## EXERCISE PROMPT:
Pull each line containing "this" from the data.

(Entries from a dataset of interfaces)
BEGIN

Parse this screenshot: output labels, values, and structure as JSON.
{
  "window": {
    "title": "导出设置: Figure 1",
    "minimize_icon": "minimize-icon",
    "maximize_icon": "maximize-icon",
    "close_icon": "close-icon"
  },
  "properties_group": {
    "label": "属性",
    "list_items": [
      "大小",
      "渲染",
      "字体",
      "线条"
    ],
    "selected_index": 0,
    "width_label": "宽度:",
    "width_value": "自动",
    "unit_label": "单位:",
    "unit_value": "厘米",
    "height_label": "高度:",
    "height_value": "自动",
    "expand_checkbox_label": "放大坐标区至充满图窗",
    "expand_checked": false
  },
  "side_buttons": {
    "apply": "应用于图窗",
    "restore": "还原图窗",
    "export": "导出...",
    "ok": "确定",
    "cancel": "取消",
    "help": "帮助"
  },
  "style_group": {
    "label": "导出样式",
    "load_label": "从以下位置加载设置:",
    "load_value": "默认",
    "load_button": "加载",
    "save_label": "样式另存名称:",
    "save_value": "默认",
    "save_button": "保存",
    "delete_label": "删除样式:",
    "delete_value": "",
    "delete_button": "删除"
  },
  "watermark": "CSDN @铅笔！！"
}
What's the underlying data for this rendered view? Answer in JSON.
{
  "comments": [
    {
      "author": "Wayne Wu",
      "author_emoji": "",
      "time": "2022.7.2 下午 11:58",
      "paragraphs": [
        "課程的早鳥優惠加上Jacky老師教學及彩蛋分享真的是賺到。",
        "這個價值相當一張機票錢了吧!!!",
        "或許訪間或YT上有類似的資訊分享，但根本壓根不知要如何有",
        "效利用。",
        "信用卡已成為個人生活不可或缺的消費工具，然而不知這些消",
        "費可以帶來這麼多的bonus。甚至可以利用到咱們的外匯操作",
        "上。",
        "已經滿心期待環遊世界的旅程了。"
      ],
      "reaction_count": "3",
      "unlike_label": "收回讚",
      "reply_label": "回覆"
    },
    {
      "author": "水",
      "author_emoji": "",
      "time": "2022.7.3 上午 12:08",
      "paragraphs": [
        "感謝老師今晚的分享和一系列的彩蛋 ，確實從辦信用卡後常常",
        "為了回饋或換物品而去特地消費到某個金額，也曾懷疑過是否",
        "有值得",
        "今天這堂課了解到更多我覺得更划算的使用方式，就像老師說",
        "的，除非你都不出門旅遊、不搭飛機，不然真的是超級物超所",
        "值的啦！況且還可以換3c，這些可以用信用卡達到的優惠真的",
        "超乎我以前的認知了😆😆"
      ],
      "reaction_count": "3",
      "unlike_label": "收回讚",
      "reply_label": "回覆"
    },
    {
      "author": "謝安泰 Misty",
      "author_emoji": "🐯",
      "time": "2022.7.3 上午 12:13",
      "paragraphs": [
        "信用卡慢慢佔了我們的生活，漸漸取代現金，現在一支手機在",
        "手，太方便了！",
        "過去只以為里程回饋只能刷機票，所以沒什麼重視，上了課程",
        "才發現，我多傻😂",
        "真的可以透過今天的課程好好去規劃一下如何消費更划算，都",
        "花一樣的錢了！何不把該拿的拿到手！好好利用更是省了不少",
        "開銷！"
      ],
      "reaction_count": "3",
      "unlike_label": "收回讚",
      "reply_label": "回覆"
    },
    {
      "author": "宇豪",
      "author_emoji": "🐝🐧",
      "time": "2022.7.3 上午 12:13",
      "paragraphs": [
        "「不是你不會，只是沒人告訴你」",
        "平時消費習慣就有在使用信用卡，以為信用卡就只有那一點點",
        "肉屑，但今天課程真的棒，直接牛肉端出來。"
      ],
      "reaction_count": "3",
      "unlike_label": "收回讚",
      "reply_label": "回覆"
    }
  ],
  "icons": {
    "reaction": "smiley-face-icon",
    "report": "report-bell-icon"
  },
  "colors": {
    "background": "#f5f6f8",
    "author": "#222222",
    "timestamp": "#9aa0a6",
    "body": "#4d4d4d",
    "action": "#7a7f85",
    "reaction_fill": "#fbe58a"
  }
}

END

## FINAL ANSWER:
Parse this screenshot: output labels, values, and structure as JSON.
What's the underlying data for this rendered view? Answer in JSON.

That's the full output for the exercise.